Key insights that readers can learn from Jelili Omotola’s experiences are many, but the one that stands out very clearly is the work-to-study program that he launched for students at the University of Lagos. In the area of achievements, it has been said generally that his IGR (Internal Generated Revenue) programs were second to none. By creating UNILAG soap, UNILAG bread, and UNILAG water, his achievements in Law as a doctrinal researcher, his critique of land use also gained wide recognition. He gave his all in his teaching and, above all, was a welfarist.
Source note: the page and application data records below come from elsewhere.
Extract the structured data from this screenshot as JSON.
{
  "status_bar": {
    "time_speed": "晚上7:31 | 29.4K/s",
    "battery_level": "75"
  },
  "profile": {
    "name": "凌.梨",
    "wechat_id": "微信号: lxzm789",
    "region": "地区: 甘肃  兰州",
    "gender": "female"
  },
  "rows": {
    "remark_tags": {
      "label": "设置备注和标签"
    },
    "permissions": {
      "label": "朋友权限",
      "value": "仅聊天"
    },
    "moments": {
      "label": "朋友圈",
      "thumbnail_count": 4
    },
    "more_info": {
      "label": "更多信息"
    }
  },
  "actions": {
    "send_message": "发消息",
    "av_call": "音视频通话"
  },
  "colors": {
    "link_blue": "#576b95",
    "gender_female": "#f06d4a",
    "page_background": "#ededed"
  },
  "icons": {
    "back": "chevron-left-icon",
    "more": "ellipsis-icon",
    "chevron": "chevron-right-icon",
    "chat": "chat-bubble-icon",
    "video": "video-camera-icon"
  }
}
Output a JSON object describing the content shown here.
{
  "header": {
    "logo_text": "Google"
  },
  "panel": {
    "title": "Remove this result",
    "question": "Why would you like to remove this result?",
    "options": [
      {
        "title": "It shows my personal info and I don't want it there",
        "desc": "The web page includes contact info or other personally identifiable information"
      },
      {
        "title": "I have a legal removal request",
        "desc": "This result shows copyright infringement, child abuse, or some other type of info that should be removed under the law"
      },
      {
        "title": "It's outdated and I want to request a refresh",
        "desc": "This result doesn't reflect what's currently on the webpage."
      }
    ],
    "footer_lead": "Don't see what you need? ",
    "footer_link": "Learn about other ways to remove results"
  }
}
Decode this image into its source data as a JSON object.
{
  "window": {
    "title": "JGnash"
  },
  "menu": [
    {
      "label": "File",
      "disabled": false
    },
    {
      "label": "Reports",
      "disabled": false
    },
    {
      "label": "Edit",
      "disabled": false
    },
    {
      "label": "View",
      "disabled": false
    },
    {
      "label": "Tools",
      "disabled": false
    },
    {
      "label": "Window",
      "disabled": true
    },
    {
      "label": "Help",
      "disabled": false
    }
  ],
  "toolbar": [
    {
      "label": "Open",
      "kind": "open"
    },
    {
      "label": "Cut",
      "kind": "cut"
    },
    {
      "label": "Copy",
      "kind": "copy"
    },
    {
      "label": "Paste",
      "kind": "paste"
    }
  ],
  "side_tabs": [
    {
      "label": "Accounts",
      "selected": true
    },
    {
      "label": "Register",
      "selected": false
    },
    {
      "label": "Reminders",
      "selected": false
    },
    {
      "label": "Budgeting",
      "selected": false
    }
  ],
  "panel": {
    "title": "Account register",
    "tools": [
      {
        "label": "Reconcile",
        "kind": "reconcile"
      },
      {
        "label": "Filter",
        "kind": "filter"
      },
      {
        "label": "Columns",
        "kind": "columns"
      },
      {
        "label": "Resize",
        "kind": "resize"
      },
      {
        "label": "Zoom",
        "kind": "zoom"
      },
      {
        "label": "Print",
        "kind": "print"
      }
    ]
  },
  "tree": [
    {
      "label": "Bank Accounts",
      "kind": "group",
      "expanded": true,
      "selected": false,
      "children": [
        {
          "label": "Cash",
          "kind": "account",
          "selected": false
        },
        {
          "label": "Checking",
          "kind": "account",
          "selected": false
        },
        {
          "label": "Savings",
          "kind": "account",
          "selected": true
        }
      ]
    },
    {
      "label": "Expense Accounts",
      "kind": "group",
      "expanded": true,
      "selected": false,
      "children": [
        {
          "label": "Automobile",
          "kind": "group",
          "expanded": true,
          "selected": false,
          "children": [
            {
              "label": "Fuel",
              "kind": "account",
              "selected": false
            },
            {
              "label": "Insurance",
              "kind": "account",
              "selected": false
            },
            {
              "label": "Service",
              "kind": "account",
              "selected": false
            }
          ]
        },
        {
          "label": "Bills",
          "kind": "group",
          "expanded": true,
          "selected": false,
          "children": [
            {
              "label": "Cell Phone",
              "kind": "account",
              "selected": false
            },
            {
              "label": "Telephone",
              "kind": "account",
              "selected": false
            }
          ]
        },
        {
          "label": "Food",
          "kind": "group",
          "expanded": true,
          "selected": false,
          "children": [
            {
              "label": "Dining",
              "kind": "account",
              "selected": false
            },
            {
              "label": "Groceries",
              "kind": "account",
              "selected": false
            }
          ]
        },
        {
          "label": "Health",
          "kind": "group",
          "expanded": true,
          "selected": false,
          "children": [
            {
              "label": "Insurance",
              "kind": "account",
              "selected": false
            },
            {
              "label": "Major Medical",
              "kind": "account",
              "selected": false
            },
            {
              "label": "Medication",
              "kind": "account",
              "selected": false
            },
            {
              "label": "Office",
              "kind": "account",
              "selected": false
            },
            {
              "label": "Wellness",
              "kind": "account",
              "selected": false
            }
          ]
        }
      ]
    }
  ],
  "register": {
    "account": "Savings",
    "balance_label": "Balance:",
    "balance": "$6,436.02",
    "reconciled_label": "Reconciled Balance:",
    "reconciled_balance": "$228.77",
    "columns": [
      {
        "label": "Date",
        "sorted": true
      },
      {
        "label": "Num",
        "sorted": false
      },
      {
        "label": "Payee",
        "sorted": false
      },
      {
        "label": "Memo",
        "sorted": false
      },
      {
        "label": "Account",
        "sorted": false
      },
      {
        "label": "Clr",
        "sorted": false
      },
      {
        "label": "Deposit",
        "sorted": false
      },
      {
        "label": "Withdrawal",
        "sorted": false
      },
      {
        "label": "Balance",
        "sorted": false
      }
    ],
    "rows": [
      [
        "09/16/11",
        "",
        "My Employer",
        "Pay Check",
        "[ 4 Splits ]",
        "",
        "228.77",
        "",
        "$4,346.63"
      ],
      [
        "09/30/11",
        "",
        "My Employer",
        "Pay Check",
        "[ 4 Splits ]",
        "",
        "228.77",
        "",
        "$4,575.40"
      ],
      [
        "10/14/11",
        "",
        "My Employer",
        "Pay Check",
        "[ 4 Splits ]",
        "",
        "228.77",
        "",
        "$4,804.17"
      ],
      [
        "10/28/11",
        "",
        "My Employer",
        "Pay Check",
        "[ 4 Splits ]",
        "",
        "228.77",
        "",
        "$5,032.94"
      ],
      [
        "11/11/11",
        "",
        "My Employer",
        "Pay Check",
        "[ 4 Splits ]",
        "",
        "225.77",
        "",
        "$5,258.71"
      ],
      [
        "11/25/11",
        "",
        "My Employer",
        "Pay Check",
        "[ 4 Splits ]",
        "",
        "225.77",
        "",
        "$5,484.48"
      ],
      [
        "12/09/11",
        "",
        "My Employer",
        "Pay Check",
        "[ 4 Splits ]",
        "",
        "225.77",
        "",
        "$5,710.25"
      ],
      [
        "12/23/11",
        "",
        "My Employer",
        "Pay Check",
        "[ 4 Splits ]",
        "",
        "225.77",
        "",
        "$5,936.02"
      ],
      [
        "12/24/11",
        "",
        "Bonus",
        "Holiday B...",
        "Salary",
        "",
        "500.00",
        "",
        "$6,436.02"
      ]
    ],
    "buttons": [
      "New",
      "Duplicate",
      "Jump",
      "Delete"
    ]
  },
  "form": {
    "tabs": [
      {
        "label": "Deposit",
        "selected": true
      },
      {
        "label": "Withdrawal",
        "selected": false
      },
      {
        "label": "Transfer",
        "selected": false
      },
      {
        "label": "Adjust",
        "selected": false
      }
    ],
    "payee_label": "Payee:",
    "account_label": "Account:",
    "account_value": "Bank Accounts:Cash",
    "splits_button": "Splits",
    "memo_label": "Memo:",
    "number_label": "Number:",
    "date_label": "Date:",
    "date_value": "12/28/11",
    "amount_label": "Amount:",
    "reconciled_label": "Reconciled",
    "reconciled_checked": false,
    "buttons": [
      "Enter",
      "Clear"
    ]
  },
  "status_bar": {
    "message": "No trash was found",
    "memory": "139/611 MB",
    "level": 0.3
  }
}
In the book “Jelili Omotola: Memories of My Father,” readers will also gain a deeper understanding of Jelili Omotola’s legal contribution, particularly in the field of Land Law. Jelili Omotola had trained in London for a period of nine years, during which he attended the University of London and bagged his LLB, LLM, BL, and Ph.D. The reader will also glean information regarding his life beyond law and university administration. The reader will also realize the depth and volume of legal research undertaken by Jelili Omotola, which began in 1973 and continued until 2001. For example, there is a book on the New UNILAG, an official documentation of the tenure of Professor Jelili Omotola as the Vice-Chancellor, University of Lagos, 1998.
Question: How do you see the intersection of literature, history, and Pan-Africanism in your book, and why is this connection significant in today’s world?
The intersection between literature, history, and Pan-Africanism is brought to life in the book. Omotola was obviously a student of literature, which forms a foundation for law and society. In the book, the history of Jelili Omotola is documented, from his Ijebu ancestry to his early years as a student and his development as a lecturer and a professor, and finally as a vice chancellor and post-exit as a vice chancellor. Jelili Omotola’s contributions across Africa exemplify his Pan-Africanist credentials. By making laws relating to land in Gambia and other African countries, he provides remarkable evidence of his achievements on a continental scale. In this regard, Omotola also mirrors Nkrumah, who himself gave some powerful speeches on African unity in countries such as Ethiopia and Morocco in the late 1950s and early 1960s.
Question: Could you share a memorable moment or anecdote from your research or writing process that deepened your appreciation for your father’s legacy and its relevance today?
The research done on my book “Jelili Omotola: Memories of My Father” enabled me to glean many anecdotes that helped deepen my appreciation of my late father’s legacy. For example, my late father spoke profoundly about the need to publish or perish. He had a strong constitution, and oftentimes he would speak about using one qualification to exempt oneself from another. He also believed in the acquisition of many laurels and prizes. I recall when I returned from England to Nigeria, and he told me to get prizes on my way out because my colleagues were toddlers. He always spoke about the fact that he would be happy if all his children, all twelve of us could read the law. I also remember vividly his shouts of “Harare, Harare, Harare” when he returned from Zimbabwe in 1990. Another favorite anecdote which he used often was, ‘I will not give you the feeling that all is well because all may not be well.’
The online co-presentation of “Jelili Omotola: Memories of My Father” and “Life in the Abrodi” promises to be a compelling tribute to Kwame Nkrumah’s enduring legacy and a celebration of Pan-Africanism, literature, and the rich tapestry of African history. This event is set to inspire a new generation of thinkers and writers committed to the ideals of unity, self-reliance, and academic excellence across the African continent.